Early menopause linked to later health problems, including heart attack

Men are more at risk than women of dying suddenly from cardiac arrest, according to a new report.

Researchers from the National Audit of Sudden Arrhythmic Death Syndrome (SADS) have found that more men are likely to die from a sudden heart attack.

Researchers analysed the results of 317 cases from 17 hospitals recorded since July 2008. Among the 317 cases, they found that nearly two-thirds or 62 per cent of deaths, who suffered sudden cardiac arrest, were men. They also found that men who died due to sudden cardiac arrest were in their 30's.

Researchers also discovered that more than one-third or 33 per cent of the people died as they were resting, while just under a fifth or 19 per cent died while in bed; over a sixth or 17 per cent died during some form of exertion.

Recently, Fabrice Muamba, a football player, suffered a cardiac arrest during a football game but went on to survive the attack. Till now more than more than 50 football players have died from sudden cardiac arrest.

While SADS kills a relatively small number of people in England and Wales, recent events in the sporting world highlight the devastating impact that the condition continues to have on people, said Perry Elliott, audit co-chairman and clinical lead for inherited cardiovascular disease services at the Heart Hospital, University College London.

Professor Peter Weissberg, Medical Director at the British Heart Foundation (BHF), said: "It has proved extremely difficult to find out just how many youngsters are dying of this rare, but devastating, syndrome.

"The real tragedy is that, even when a case of SADS is identified, coroners and their pathologists all too often fail to alert family members to the possibility that they might be at risk," he said

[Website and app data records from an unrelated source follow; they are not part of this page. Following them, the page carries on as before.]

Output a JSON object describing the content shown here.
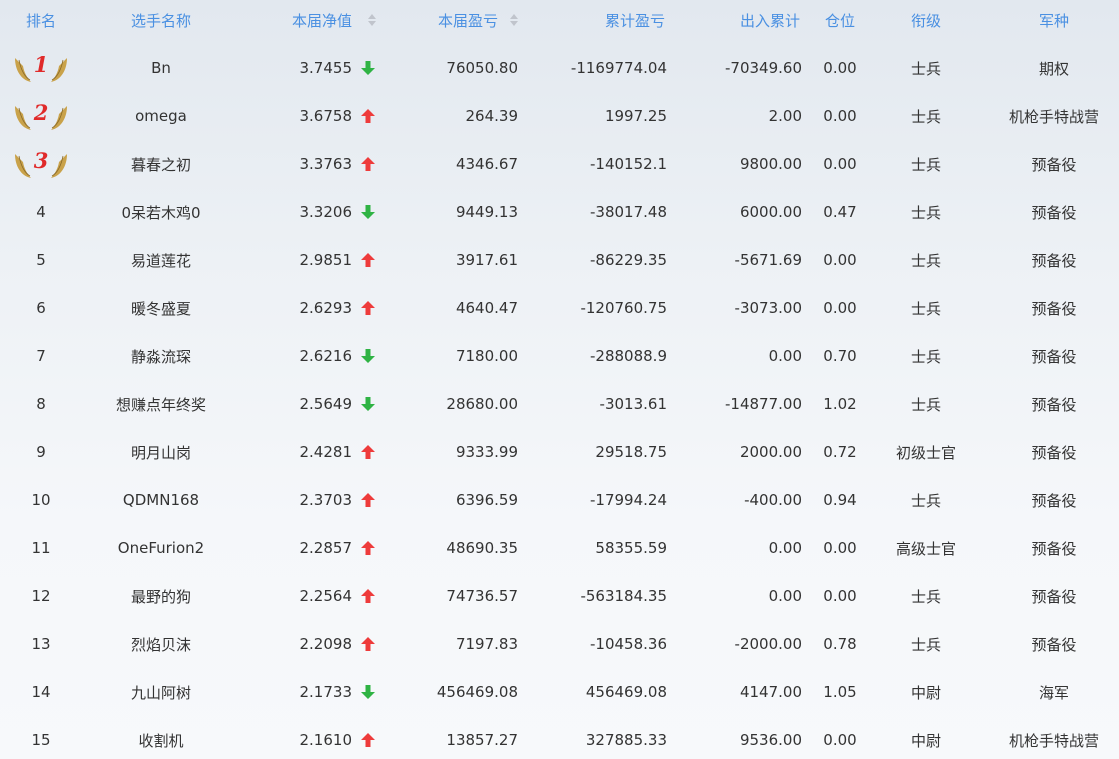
{
  "header": {
    "rank": "排名",
    "name": "选手名称",
    "nav": "本届净值",
    "pnl": "本届盈亏",
    "cumulative": "累计盈亏",
    "flow": "出入累计",
    "position": "仓位",
    "title": "衔级",
    "arm": "军种"
  },
  "colors": {
    "header_text": "#4a90e2",
    "arrow_up": "#ee3b3b",
    "arrow_down": "#2fb344",
    "medal_number": "#e02a2a",
    "wing": "#c9a24a"
  },
  "rows": [
    {
      "rank": "1",
      "name": "Bn",
      "nav": "3.7455",
      "trend": "down",
      "pnl": "76050.80",
      "cumulative": "-1169774.04",
      "flow": "-70349.60",
      "position": "0.00",
      "title": "士兵",
      "arm": "期权"
    },
    {
      "rank": "2",
      "name": "omega",
      "nav": "3.6758",
      "trend": "up",
      "pnl": "264.39",
      "cumulative": "1997.25",
      "flow": "2.00",
      "position": "0.00",
      "title": "士兵",
      "arm": "机枪手特战营"
    },
    {
      "rank": "3",
      "name": "暮春之初",
      "nav": "3.3763",
      "trend": "up",
      "pnl": "4346.67",
      "cumulative": "-140152.1",
      "flow": "9800.00",
      "position": "0.00",
      "title": "士兵",
      "arm": "预备役"
    },
    {
      "rank": "4",
      "name": "0呆若木鸡0",
      "nav": "3.3206",
      "trend": "down",
      "pnl": "9449.13",
      "cumulative": "-38017.48",
      "flow": "6000.00",
      "position": "0.47",
      "title": "士兵",
      "arm": "预备役"
    },
    {
      "rank": "5",
      "name": "易道莲花",
      "nav": "2.9851",
      "trend": "up",
      "pnl": "3917.61",
      "cumulative": "-86229.35",
      "flow": "-5671.69",
      "position": "0.00",
      "title": "士兵",
      "arm": "预备役"
    },
    {
      "rank": "6",
      "name": "暖冬盛夏",
      "nav": "2.6293",
      "trend": "up",
      "pnl": "4640.47",
      "cumulative": "-120760.75",
      "flow": "-3073.00",
      "position": "0.00",
      "title": "士兵",
      "arm": "预备役"
    },
    {
      "rank": "7",
      "name": "静淼流琛",
      "nav": "2.6216",
      "trend": "down",
      "pnl": "7180.00",
      "cumulative": "-288088.9",
      "flow": "0.00",
      "position": "0.70",
      "title": "士兵",
      "arm": "预备役"
    },
    {
      "rank": "8",
      "name": "想赚点年终奖",
      "nav": "2.5649",
      "trend": "down",
      "pnl": "28680.00",
      "cumulative": "-3013.61",
      "flow": "-14877.00",
      "position": "1.02",
      "title": "士兵",
      "arm": "预备役"
    },
    {
      "rank": "9",
      "name": "明月山岗",
      "nav": "2.4281",
      "trend": "up",
      "pnl": "9333.99",
      "cumulative": "29518.75",
      "flow": "2000.00",
      "position": "0.72",
      "title": "初级士官",
      "arm": "预备役"
    },
    {
      "rank": "10",
      "name": "QDMN168",
      "nav": "2.3703",
      "trend": "up",
      "pnl": "6396.59",
      "cumulative": "-17994.24",
      "flow": "-400.00",
      "position": "0.94",
      "title": "士兵",
      "arm": "预备役"
    },
    {
      "rank": "11",
      "name": "OneFurion2",
      "nav": "2.2857",
      "trend": "up",
      "pnl": "48690.35",
      "cumulative": "58355.59",
      "flow": "0.00",
      "position": "0.00",
      "title": "高级士官",
      "arm": "预备役"
    },
    {
      "rank": "12",
      "name": "最野的狗",
      "nav": "2.2564",
      "trend": "up",
      "pnl": "74736.57",
      "cumulative": "-563184.35",
      "flow": "0.00",
      "position": "0.00",
      "title": "士兵",
      "arm": "预备役"
    },
    {
      "rank": "13",
      "name": "烈焰贝沫",
      "nav": "2.2098",
      "trend": "up",
      "pnl": "7197.83",
      "cumulative": "-10458.36",
      "flow": "-2000.00",
      "position": "0.78",
      "title": "士兵",
      "arm": "预备役"
    },
    {
      "rank": "14",
      "name": "九山阿树",
      "nav": "2.1733",
      "trend": "down",
      "pnl": "456469.08",
      "cumulative": "456469.08",
      "flow": "4147.00",
      "position": "1.05",
      "title": "中尉",
      "arm": "海军"
    },
    {
      "rank": "15",
      "name": "收割机",
      "nav": "2.1610",
      "trend": "up",
      "pnl": "13857.27",
      "cumulative": "327885.33",
      "flow": "9536.00",
      "position": "0.00",
      "title": "中尉",
      "arm": "机枪手特战营"
    }
  ]
}
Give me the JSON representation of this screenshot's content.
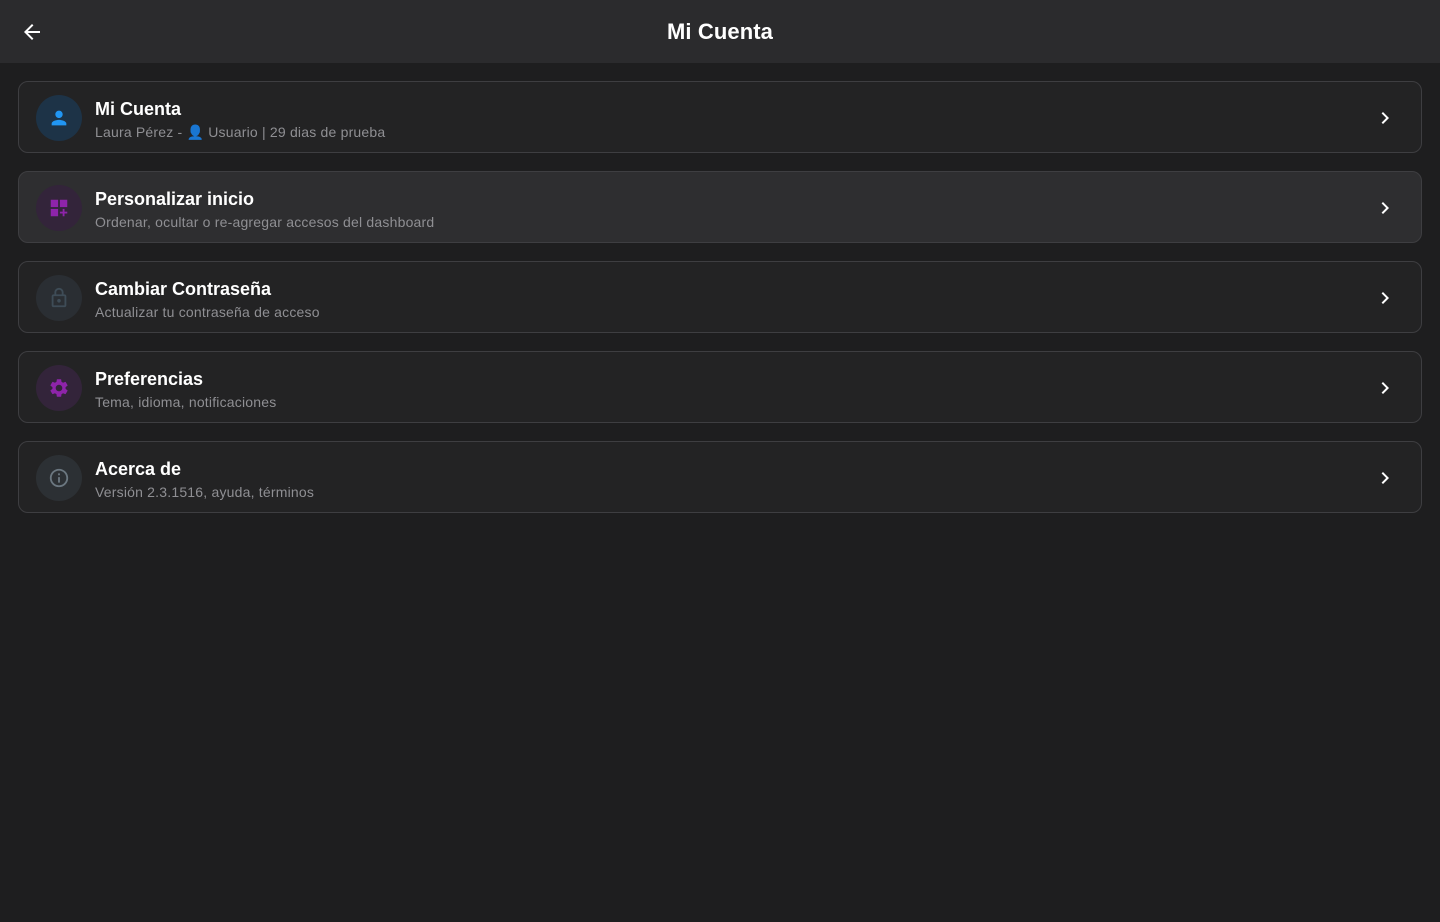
{
  "appbar": {
    "title": "Mi Cuenta",
    "back_icon": "arrow-left-icon"
  },
  "items": [
    {
      "title": "Mi Cuenta",
      "subtitle": "Laura Pérez - 👤 Usuario | 29 dias de prueba",
      "icon": "person-icon",
      "icon_color": "#2196f3",
      "icon_bg": "#1d3347"
    },
    {
      "title": "Personalizar inicio",
      "subtitle": "Ordenar, ocultar o re-agregar accesos del dashboard",
      "icon": "dashboard-add-icon",
      "icon_color": "#8e24aa",
      "icon_bg": "#33243a"
    },
    {
      "title": "Cambiar Contraseña",
      "subtitle": "Actualizar tu contraseña de acceso",
      "icon": "lock-icon",
      "icon_color": "#3e4c57",
      "icon_bg": "#2a2e33"
    },
    {
      "title": "Preferencias",
      "subtitle": "Tema, idioma, notificaciones",
      "icon": "gear-icon",
      "icon_color": "#8e24aa",
      "icon_bg": "#33243a"
    },
    {
      "title": "Acerca de",
      "subtitle": "Versión 2.3.1516, ayuda, términos",
      "icon": "info-icon",
      "icon_color": "#6b7780",
      "icon_bg": "#2c3034"
    }
  ],
  "colors": {
    "background": "#1e1e1f",
    "appbar": "#2b2b2d",
    "card": "#232324",
    "card_border": "#3e3e41",
    "subtitle": "#8f8f93"
  }
}
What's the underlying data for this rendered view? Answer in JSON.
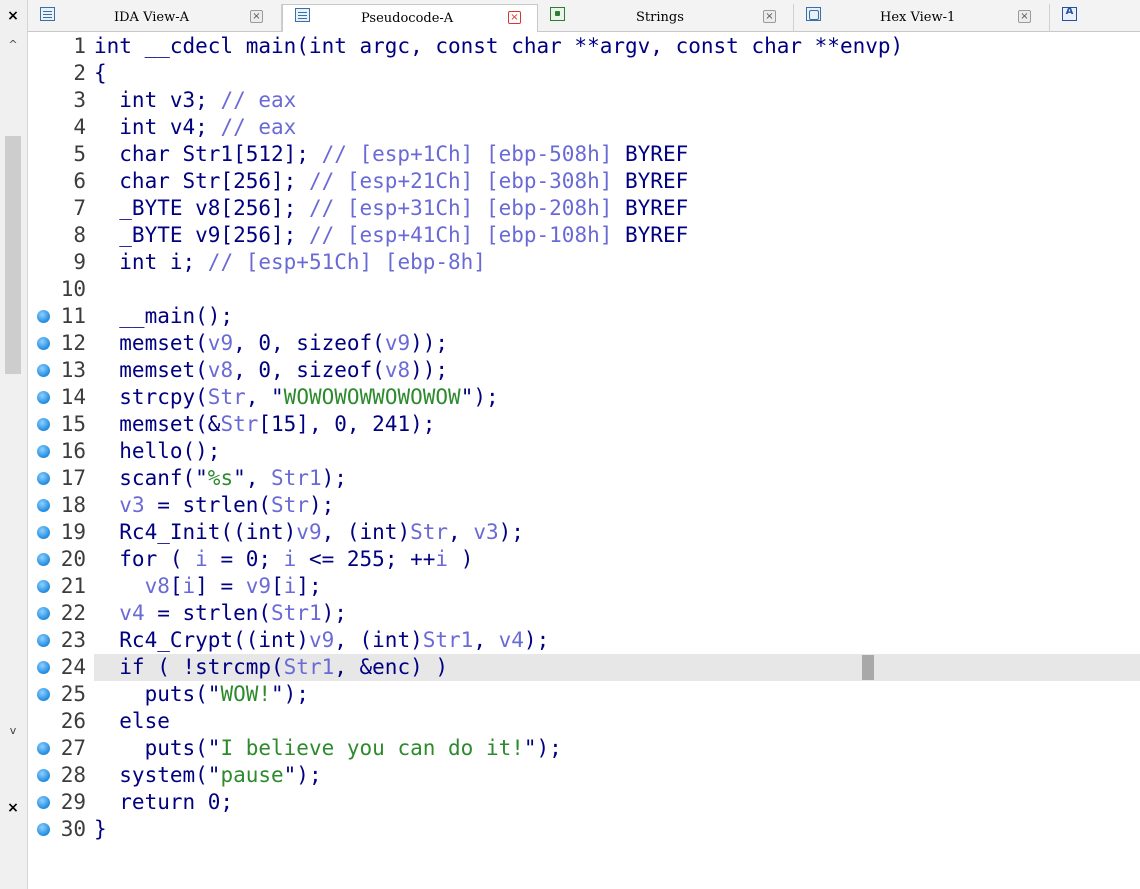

"This is a simple measure that could save another young life," he said.